• **Problem to solve**
Each line below that contains the word "hint" must be copied.

--------

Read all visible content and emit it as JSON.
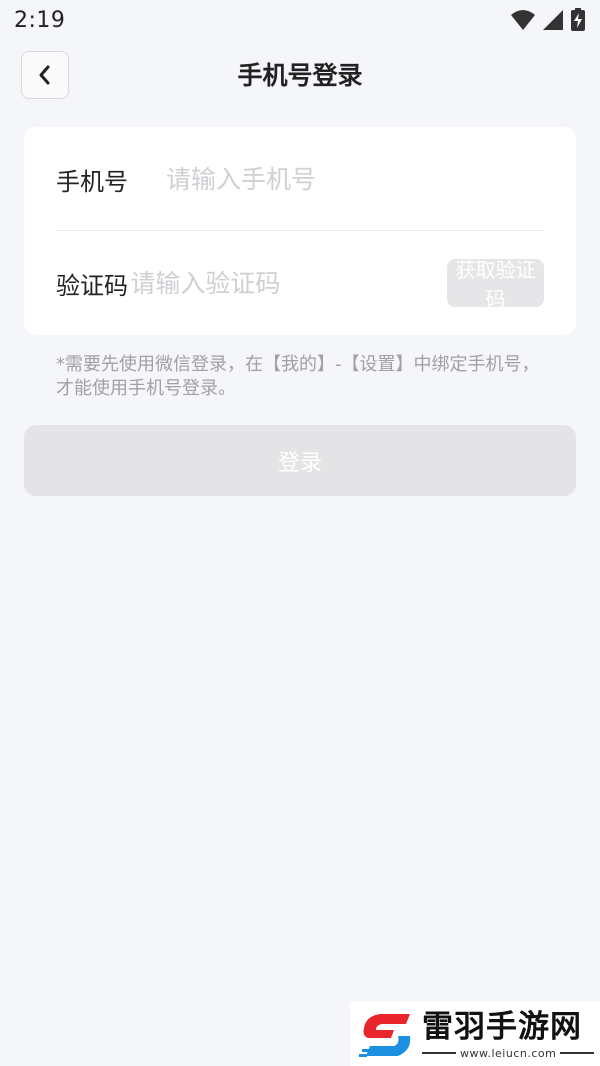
{
  "status_bar": {
    "time": "2:19",
    "icons": [
      "wifi-icon",
      "signal-icon",
      "battery-charging-icon"
    ]
  },
  "header": {
    "title": "手机号登录",
    "back_icon": "chevron-left-icon"
  },
  "form": {
    "phone_label": "手机号",
    "phone_placeholder": "请输入手机号",
    "phone_value": "",
    "code_label": "验证码",
    "code_placeholder": "请输入验证码",
    "code_value": "",
    "get_code_label": "获取验证码"
  },
  "hint": "*需要先使用微信登录，在【我的】-【设置】中绑定手机号，才能使用手机号登录。",
  "login_label": "登录",
  "watermark": {
    "brand": "雷羽手游网",
    "url": "www.leiucn.com"
  },
  "colors": {
    "background": "#f5f6fa",
    "card": "#ffffff",
    "disabled_button": "#e4e4e6",
    "placeholder": "#cfcfd4",
    "hint": "#a0a0a6",
    "watermark_red": "#e8262b",
    "watermark_blue": "#1d8fe0"
  }
}
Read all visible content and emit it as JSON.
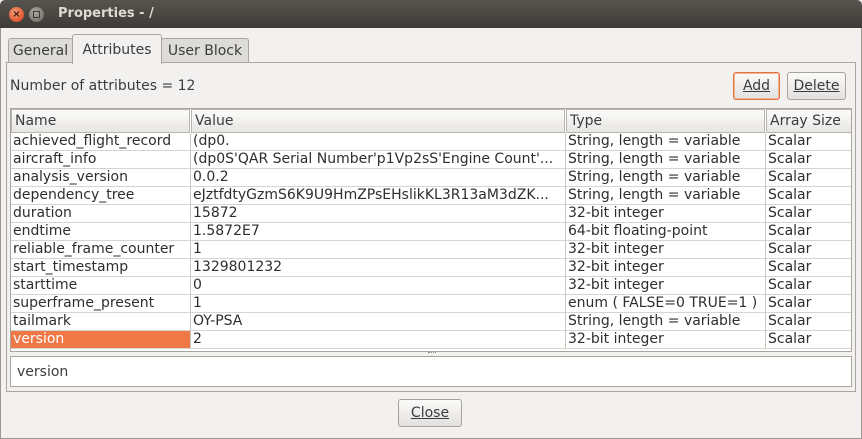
{
  "window": {
    "title": "Properties - /"
  },
  "tabs": [
    {
      "label": "General"
    },
    {
      "label": "Attributes"
    },
    {
      "label": "User Block"
    }
  ],
  "attributes": {
    "count_label": "Number of attributes = 12",
    "add_label": "Add",
    "delete_label": "Delete",
    "columns": [
      "Name",
      "Value",
      "Type",
      "Array Size"
    ],
    "rows": [
      {
        "name": "achieved_flight_record",
        "value": "(dp0.",
        "type": "String, length = variable",
        "size": "Scalar"
      },
      {
        "name": "aircraft_info",
        "value": "(dp0S'QAR Serial Number'p1Vp2sS'Engine Count'...",
        "type": "String, length = variable",
        "size": "Scalar"
      },
      {
        "name": "analysis_version",
        "value": "0.0.2",
        "type": "String, length = variable",
        "size": "Scalar"
      },
      {
        "name": "dependency_tree",
        "value": "eJztfdtyGzmS6K9U9HmZPsEHslikKL3R13aM3dZK...",
        "type": "String, length = variable",
        "size": "Scalar"
      },
      {
        "name": "duration",
        "value": "15872",
        "type": "32-bit integer",
        "size": "Scalar"
      },
      {
        "name": "endtime",
        "value": "1.5872E7",
        "type": "64-bit floating-point",
        "size": "Scalar"
      },
      {
        "name": "reliable_frame_counter",
        "value": "1",
        "type": "32-bit integer",
        "size": "Scalar"
      },
      {
        "name": "start_timestamp",
        "value": "1329801232",
        "type": "32-bit integer",
        "size": "Scalar"
      },
      {
        "name": "starttime",
        "value": "0",
        "type": "32-bit integer",
        "size": "Scalar"
      },
      {
        "name": "superframe_present",
        "value": "1",
        "type": "enum ( FALSE=0  TRUE=1  )",
        "size": "Scalar"
      },
      {
        "name": "tailmark",
        "value": "OY-PSA",
        "type": "String, length = variable",
        "size": "Scalar"
      },
      {
        "name": "version",
        "value": "2",
        "type": "32-bit integer",
        "size": "Scalar"
      }
    ],
    "selected_detail": "version"
  },
  "footer": {
    "close_label": "Close"
  }
}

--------

• **Exercise response**
  "hint": "*需要先使用微信登录，在【我的】-【设置】中绑定手机号，才能使用手机号登录。",
    "hint": "#a0a0a6",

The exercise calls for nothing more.